Task details: In which lines of the data does the string "value" appear? Copy every one.

[Items from an interface collection]

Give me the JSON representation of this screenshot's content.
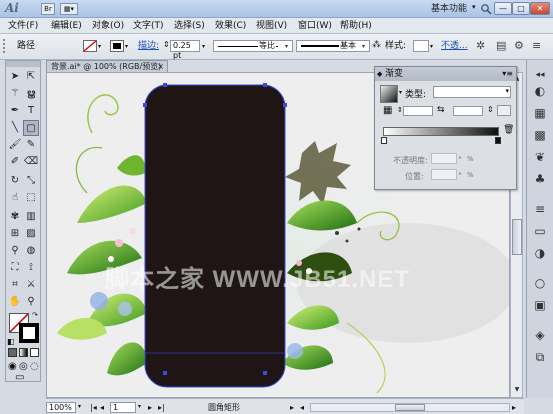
{
  "titlebar": {
    "logo": "Ai",
    "workspace": "基本功能",
    "window_buttons": [
      "—",
      "□",
      "✕"
    ]
  },
  "menubar": {
    "items": [
      "文件(F)",
      "编辑(E)",
      "对象(O)",
      "文字(T)",
      "选择(S)",
      "效果(C)",
      "视图(V)",
      "窗口(W)",
      "帮助(H)"
    ]
  },
  "controlbar": {
    "object_type": "路径",
    "stroke_link": "描边:",
    "stroke_weight": "0.25 pt",
    "profile_label": "等比",
    "brush_label": "基本",
    "style_label": "样式:",
    "opacity_link": "不透..."
  },
  "document": {
    "tab_title": "背景.ai* @ 100% (RGB/预览)",
    "tab_close": "×",
    "watermark": "脚本之家 WWW.JB51.NET"
  },
  "gradient_panel": {
    "title": "渐变",
    "type_label": "类型:",
    "opacity_label": "不透明度:",
    "location_label": "位置:",
    "percent": "%"
  },
  "statusbar": {
    "zoom": "100%",
    "page": "1",
    "tool_name": "圆角矩形"
  },
  "colors": {
    "accent": "#1a4fbf",
    "rounded_rect_fill": "#1f1515",
    "selection": "#3d49d8"
  },
  "tools": [
    "selection-tool",
    "direct-selection-tool",
    "magic-wand-tool",
    "lasso-tool",
    "pen-tool",
    "type-tool",
    "line-tool",
    "rounded-rectangle-tool",
    "paintbrush-tool",
    "pencil-tool",
    "blob-brush-tool",
    "eraser-tool",
    "rotate-tool",
    "scale-tool",
    "warp-tool",
    "free-transform-tool",
    "symbol-sprayer-tool",
    "column-graph-tool",
    "mesh-tool",
    "gradient-tool",
    "eyedropper-tool",
    "blend-tool",
    "live-paint-tool",
    "live-paint-selection-tool",
    "artboard-tool",
    "slice-tool",
    "hand-tool",
    "zoom-tool"
  ]
}
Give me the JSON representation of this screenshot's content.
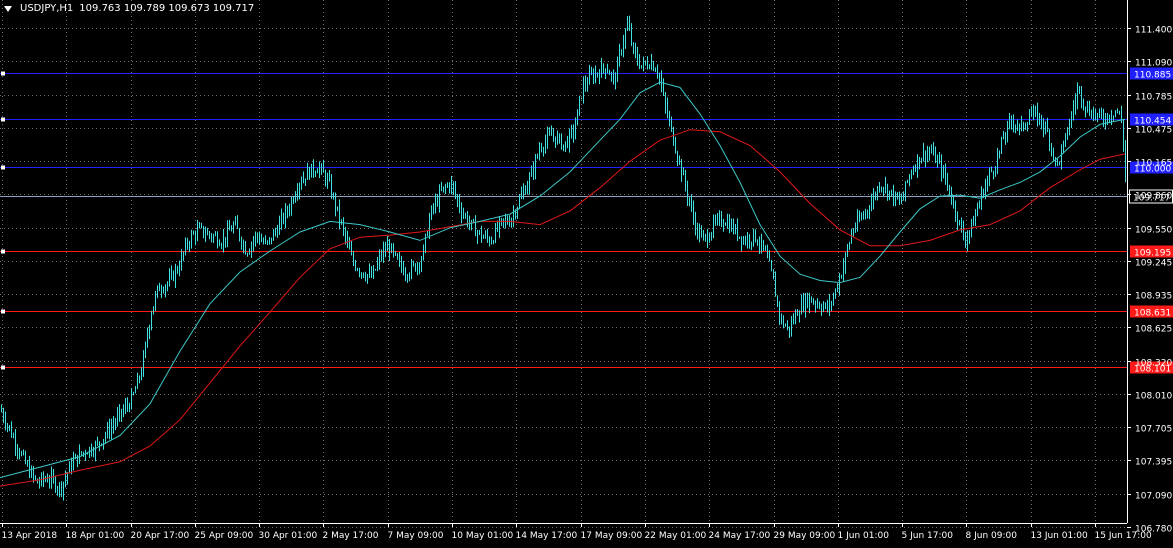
{
  "header": {
    "symbol": "USDJPY,H1",
    "ohlc": "109.763 109.789 109.673 109.717"
  },
  "colors": {
    "background": "#000000",
    "grid": "#c8c8c8",
    "candles": "#40e0e0",
    "ma_fast": "#3cc8c8",
    "ma_slow": "#e01818",
    "support_lines": "#ff1a1a",
    "resistance_lines": "#2020ff",
    "current_price_line": "#8aa0c0"
  },
  "chart_data": {
    "type": "candlestick",
    "title": "USDJPY,H1",
    "ylim": [
      106.62,
      111.58
    ],
    "y_ticks": [
      "111.400",
      "111.090",
      "110.785",
      "110.475",
      "110.165",
      "109.860",
      "109.550",
      "109.245",
      "108.935",
      "108.625",
      "108.320",
      "108.010",
      "107.705",
      "107.395",
      "107.090",
      "106.780"
    ],
    "x_ticks": [
      "13 Apr 2018",
      "18 Apr 01:00",
      "20 Apr 17:00",
      "25 Apr 09:00",
      "30 Apr 01:00",
      "2 May 17:00",
      "7 May 09:00",
      "10 May 01:00",
      "14 May 17:00",
      "17 May 09:00",
      "22 May 01:00",
      "24 May 17:00",
      "29 May 09:00",
      "1 Jun 01:00",
      "5 Jun 17:00",
      "8 Jun 09:00",
      "13 Jun 01:00",
      "15 Jun 17:00"
    ],
    "price_path": [
      [
        0,
        107.7
      ],
      [
        12,
        107.45
      ],
      [
        24,
        107.2
      ],
      [
        36,
        107.0
      ],
      [
        48,
        107.05
      ],
      [
        60,
        106.95
      ],
      [
        72,
        107.2
      ],
      [
        84,
        107.3
      ],
      [
        96,
        107.35
      ],
      [
        108,
        107.5
      ],
      [
        120,
        107.65
      ],
      [
        132,
        107.8
      ],
      [
        142,
        108.1
      ],
      [
        150,
        108.6
      ],
      [
        158,
        108.85
      ],
      [
        168,
        108.9
      ],
      [
        178,
        109.05
      ],
      [
        188,
        109.3
      ],
      [
        198,
        109.4
      ],
      [
        210,
        109.35
      ],
      [
        222,
        109.3
      ],
      [
        234,
        109.45
      ],
      [
        246,
        109.2
      ],
      [
        256,
        109.35
      ],
      [
        266,
        109.25
      ],
      [
        276,
        109.4
      ],
      [
        288,
        109.6
      ],
      [
        298,
        109.85
      ],
      [
        308,
        109.95
      ],
      [
        318,
        110.0
      ],
      [
        328,
        109.85
      ],
      [
        336,
        109.6
      ],
      [
        344,
        109.35
      ],
      [
        352,
        109.1
      ],
      [
        362,
        109.0
      ],
      [
        372,
        108.95
      ],
      [
        380,
        109.15
      ],
      [
        388,
        109.25
      ],
      [
        396,
        109.1
      ],
      [
        406,
        109.0
      ],
      [
        414,
        109.05
      ],
      [
        422,
        109.15
      ],
      [
        430,
        109.55
      ],
      [
        440,
        109.75
      ],
      [
        450,
        109.85
      ],
      [
        460,
        109.6
      ],
      [
        470,
        109.45
      ],
      [
        480,
        109.35
      ],
      [
        490,
        109.3
      ],
      [
        500,
        109.45
      ],
      [
        510,
        109.5
      ],
      [
        520,
        109.7
      ],
      [
        530,
        109.9
      ],
      [
        540,
        110.2
      ],
      [
        552,
        110.3
      ],
      [
        564,
        110.2
      ],
      [
        574,
        110.35
      ],
      [
        582,
        110.75
      ],
      [
        590,
        110.85
      ],
      [
        598,
        110.9
      ],
      [
        606,
        110.95
      ],
      [
        614,
        110.8
      ],
      [
        620,
        111.1
      ],
      [
        627,
        111.35
      ],
      [
        634,
        111.05
      ],
      [
        642,
        110.95
      ],
      [
        650,
        111.0
      ],
      [
        658,
        110.9
      ],
      [
        664,
        110.6
      ],
      [
        672,
        110.3
      ],
      [
        680,
        110.0
      ],
      [
        688,
        109.7
      ],
      [
        696,
        109.4
      ],
      [
        704,
        109.3
      ],
      [
        714,
        109.45
      ],
      [
        724,
        109.5
      ],
      [
        734,
        109.4
      ],
      [
        744,
        109.3
      ],
      [
        754,
        109.35
      ],
      [
        764,
        109.2
      ],
      [
        772,
        108.95
      ],
      [
        780,
        108.55
      ],
      [
        788,
        108.45
      ],
      [
        798,
        108.65
      ],
      [
        808,
        108.75
      ],
      [
        818,
        108.7
      ],
      [
        828,
        108.65
      ],
      [
        836,
        108.85
      ],
      [
        844,
        109.1
      ],
      [
        852,
        109.4
      ],
      [
        860,
        109.5
      ],
      [
        870,
        109.65
      ],
      [
        880,
        109.85
      ],
      [
        890,
        109.75
      ],
      [
        900,
        109.65
      ],
      [
        910,
        109.95
      ],
      [
        920,
        110.1
      ],
      [
        930,
        110.15
      ],
      [
        940,
        110.0
      ],
      [
        948,
        109.8
      ],
      [
        956,
        109.55
      ],
      [
        964,
        109.3
      ],
      [
        972,
        109.45
      ],
      [
        980,
        109.7
      ],
      [
        988,
        109.9
      ],
      [
        996,
        110.05
      ],
      [
        1004,
        110.3
      ],
      [
        1012,
        110.45
      ],
      [
        1020,
        110.35
      ],
      [
        1030,
        110.5
      ],
      [
        1040,
        110.45
      ],
      [
        1048,
        110.3
      ],
      [
        1056,
        110.0
      ],
      [
        1062,
        110.15
      ],
      [
        1070,
        110.45
      ],
      [
        1078,
        110.75
      ],
      [
        1086,
        110.55
      ],
      [
        1094,
        110.5
      ],
      [
        1102,
        110.45
      ],
      [
        1110,
        110.5
      ],
      [
        1116,
        110.55
      ],
      [
        1122,
        110.4
      ],
      [
        1126,
        109.72
      ]
    ],
    "ma_fast_path": [
      [
        0,
        107.05
      ],
      [
        40,
        107.15
      ],
      [
        80,
        107.25
      ],
      [
        120,
        107.45
      ],
      [
        150,
        107.75
      ],
      [
        180,
        108.25
      ],
      [
        210,
        108.7
      ],
      [
        240,
        109.0
      ],
      [
        270,
        109.2
      ],
      [
        300,
        109.38
      ],
      [
        330,
        109.48
      ],
      [
        360,
        109.45
      ],
      [
        390,
        109.38
      ],
      [
        420,
        109.3
      ],
      [
        450,
        109.42
      ],
      [
        480,
        109.48
      ],
      [
        510,
        109.55
      ],
      [
        540,
        109.72
      ],
      [
        570,
        109.95
      ],
      [
        600,
        110.25
      ],
      [
        620,
        110.45
      ],
      [
        640,
        110.7
      ],
      [
        660,
        110.8
      ],
      [
        680,
        110.75
      ],
      [
        700,
        110.5
      ],
      [
        720,
        110.2
      ],
      [
        740,
        109.85
      ],
      [
        760,
        109.45
      ],
      [
        780,
        109.15
      ],
      [
        800,
        108.98
      ],
      [
        820,
        108.92
      ],
      [
        840,
        108.9
      ],
      [
        860,
        108.95
      ],
      [
        880,
        109.15
      ],
      [
        900,
        109.38
      ],
      [
        920,
        109.6
      ],
      [
        940,
        109.72
      ],
      [
        960,
        109.73
      ],
      [
        980,
        109.7
      ],
      [
        1000,
        109.78
      ],
      [
        1020,
        109.85
      ],
      [
        1040,
        109.95
      ],
      [
        1060,
        110.1
      ],
      [
        1080,
        110.28
      ],
      [
        1100,
        110.4
      ],
      [
        1125,
        110.45
      ]
    ],
    "ma_slow_path": [
      [
        0,
        106.97
      ],
      [
        40,
        107.03
      ],
      [
        80,
        107.12
      ],
      [
        120,
        107.2
      ],
      [
        150,
        107.35
      ],
      [
        180,
        107.6
      ],
      [
        210,
        107.95
      ],
      [
        240,
        108.3
      ],
      [
        270,
        108.62
      ],
      [
        300,
        108.95
      ],
      [
        330,
        109.22
      ],
      [
        360,
        109.33
      ],
      [
        390,
        109.35
      ],
      [
        420,
        109.38
      ],
      [
        450,
        109.43
      ],
      [
        480,
        109.48
      ],
      [
        510,
        109.48
      ],
      [
        540,
        109.45
      ],
      [
        570,
        109.58
      ],
      [
        600,
        109.8
      ],
      [
        630,
        110.05
      ],
      [
        660,
        110.25
      ],
      [
        690,
        110.35
      ],
      [
        720,
        110.33
      ],
      [
        750,
        110.2
      ],
      [
        780,
        109.95
      ],
      [
        810,
        109.65
      ],
      [
        840,
        109.4
      ],
      [
        870,
        109.25
      ],
      [
        900,
        109.25
      ],
      [
        930,
        109.3
      ],
      [
        960,
        109.4
      ],
      [
        990,
        109.45
      ],
      [
        1020,
        109.58
      ],
      [
        1050,
        109.8
      ],
      [
        1080,
        109.97
      ],
      [
        1100,
        110.07
      ],
      [
        1125,
        110.12
      ]
    ],
    "horizontal_levels": [
      {
        "value": 110.885,
        "label": "110.885",
        "kind": "resistance"
      },
      {
        "value": 110.454,
        "label": "110.454",
        "kind": "resistance"
      },
      {
        "value": 110.0,
        "label": "110.000",
        "kind": "resistance"
      },
      {
        "value": 109.195,
        "label": "109.195",
        "kind": "support"
      },
      {
        "value": 108.631,
        "label": "108.631",
        "kind": "support"
      },
      {
        "value": 108.101,
        "label": "108.101",
        "kind": "support"
      }
    ],
    "current_price": {
      "value": 109.717,
      "label": "109.717"
    }
  }
}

Answer:
        "value": 110.885,
        "value": 110.454,
        "value": 110.0,
        "value": 109.195,
        "value": 108.631,
        "value": 108.101,
      "value": 109.717,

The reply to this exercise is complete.